2002
Bowles, J, Gee J, Hildebrand J, Tauxe L.  2002.  Archaeomagnetic intensity results from California and Ecuador: evaluation of regional data. Earth and Planetary Science Letters. 203:967-981.   10.1016/s0012-821x(02)00927-5   AbstractWebsite

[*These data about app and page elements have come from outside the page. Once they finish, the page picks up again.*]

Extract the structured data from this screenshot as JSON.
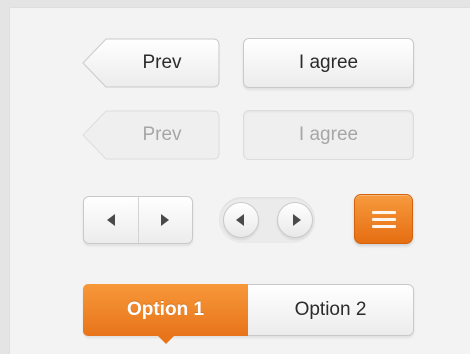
{
  "row1": {
    "prev_label": "Prev",
    "agree_label": "I agree"
  },
  "row2": {
    "prev_label": "Prev",
    "agree_label": "I agree",
    "state": "disabled"
  },
  "controls": {
    "segmented_prev_icon": "triangle-left-icon",
    "segmented_next_icon": "triangle-right-icon",
    "round_prev_icon": "triangle-left-icon",
    "round_next_icon": "triangle-right-icon",
    "menu_icon": "hamburger-menu-icon",
    "accent_color": "#f08326"
  },
  "tabs": [
    {
      "label": "Option 1",
      "active": true
    },
    {
      "label": "Option 2",
      "active": false
    }
  ]
}
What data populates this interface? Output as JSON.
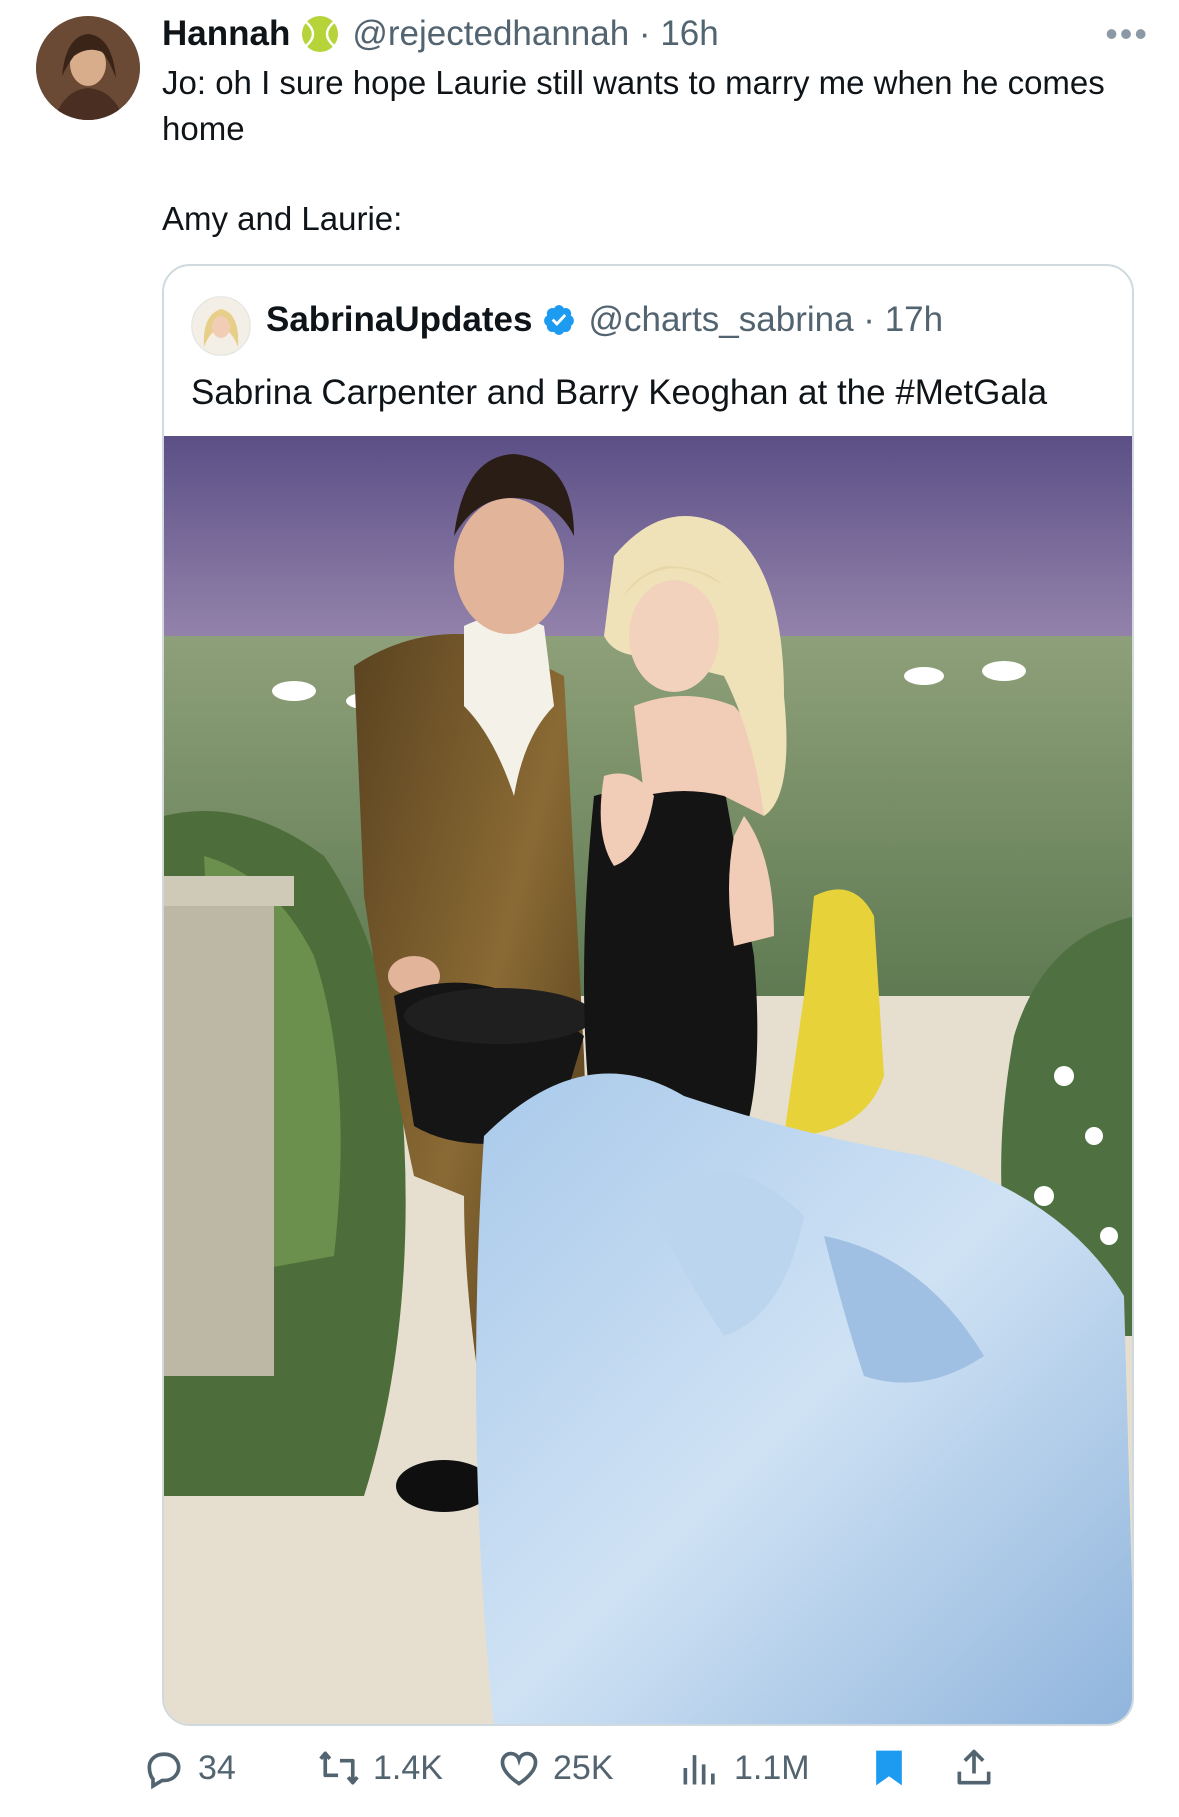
{
  "tweet": {
    "display_name": "Hannah",
    "handle": "@rejectedhannah",
    "separator": " · ",
    "time": "16h",
    "text_line1": "Jo: oh I sure hope Laurie still wants to marry me when he comes home",
    "text_line2": "Amy and Laurie:",
    "badge_icon": "tennis-ball-icon",
    "more_icon": "more-icon"
  },
  "quote": {
    "display_name": "SabrinaUpdates",
    "handle": "@charts_sabrina",
    "separator": " · ",
    "time": "17h",
    "text": "Sabrina Carpenter and Barry Keoghan at the #MetGala",
    "verified_icon": "verified-badge-icon",
    "verified_color": "#1d9bf0"
  },
  "actions": {
    "reply_count": "34",
    "retweet_count": "1.4K",
    "like_count": "25K",
    "views_count": "1.1M",
    "bookmark_color": "#1d9bf0"
  }
}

We present new archaeointensity data for southeastern California (similar to33degreesN, similar to115degreesW, 50-1500 yr BP) and northwestern South America (Ecuador, 2.4degreesS, 80.7degreesW, 4000-5000 yr BP). These results represent the only data from California, as well as the oldest archaeointensity data now available in northwestern South America. In comparing our results to previously published data for the southwestern United States and northwestern South America, we note that significant scatter in the existing data makes comparisons and interpretations difficult. We undertake an analysis of the sources of data scatter (including age uncertainty, experimental errors, cooling rate differences, magnetic anisotropy, and field distortion) and evaluate the effects of scatter and error on the smoothed archaeointensity record. By making corrections where possible and eliminating questionable data, scatter is significantly reduced, especially in South America, but is far from eliminated. However, we believe the long-period fluctuations in intensity can be resolved, and differences between the Southwestern and South American records can be identified. The Southwest data are distinguished from the South American data by much higher virtual axial dipole moment values from similar to 0-600 yr BP and by a broad low between similar to 1000-1500 yr BP. Comparisons to global paleofield models reveal disagreements between the models and the archaeointensity data in these two regions, underscoring the need for additional intensity data to constrain the models in much of the world. (C) 2002 Elsevier Science B.V. All rights reserved.

1993
Pick, T, Tauxe L.  1993.  Holocene Paleointensities - Thellier Experiments on Submarine Basaltic Glass from the East Pacific Rise. Journal of Geophysical Research-Solid Earth. 98:17949-17964.   10.1029/93jb01160   AbstractWebsite

A complete description of the geomagnetic field requires both paleodirectional and paleointensity data. Although the paleointensity data base has grown steadily over the last three decades, it remains limited in time and space (the majority of data are of Holocene age and come from Europe). Furthermore, it has been difficult to assess the reliability of the paleointensity determinations. Here we present, paleointensity determinations on precisely dated Holocene (0 to 3500 years old) submarine basaltic glass from the East Pacific Rise (15-degrees-S to 22-degrees-S). Although hysteresis measurements and low-temperature isothermal remanent magnetization (IRM) acquisition experiments document a significant contribution of superparamagnetic grains, high blocking temperatures (above 400-degrees-C) and Curie temperatures between 490-degrees-C and 550-degrees-C indicate a single-domain low-Ti magnetite as the carrier of the remanent magnetization. This notion is further supported by the fact that saturation of remanence is achieved in moderate fields of about 200-300 mT. Submarine basaltic glass proves to be nearly ideal for paleointensity determinations in that it produces a high success rate for Thellier experiments. Twenty-six out of 30 samples resulted in acceptable paleointensity determinations. Multiple experiments on splits from the same sample show good reproducibility. The paleointensities for zero age glasses correspond precisely with the present field intensity at the site of recovery. The results of the remaining samples range from 16.7 to 53.9 muT with corresponding virtual axial dipole moments (VADM) of 3.61 X 10(22) to 11.9 X 10(22) A m2. The intensities vary rapidly with time excluding a westward drifting nondipole component as the source for these fluctuations. Basaltic glass is frequently recovered in both dredged and drilled material froin the ocean floor. The availability of submarine basaltic glass throughout the world oceans therefore holds great potential for a better distribution of paleointensity data through time and space.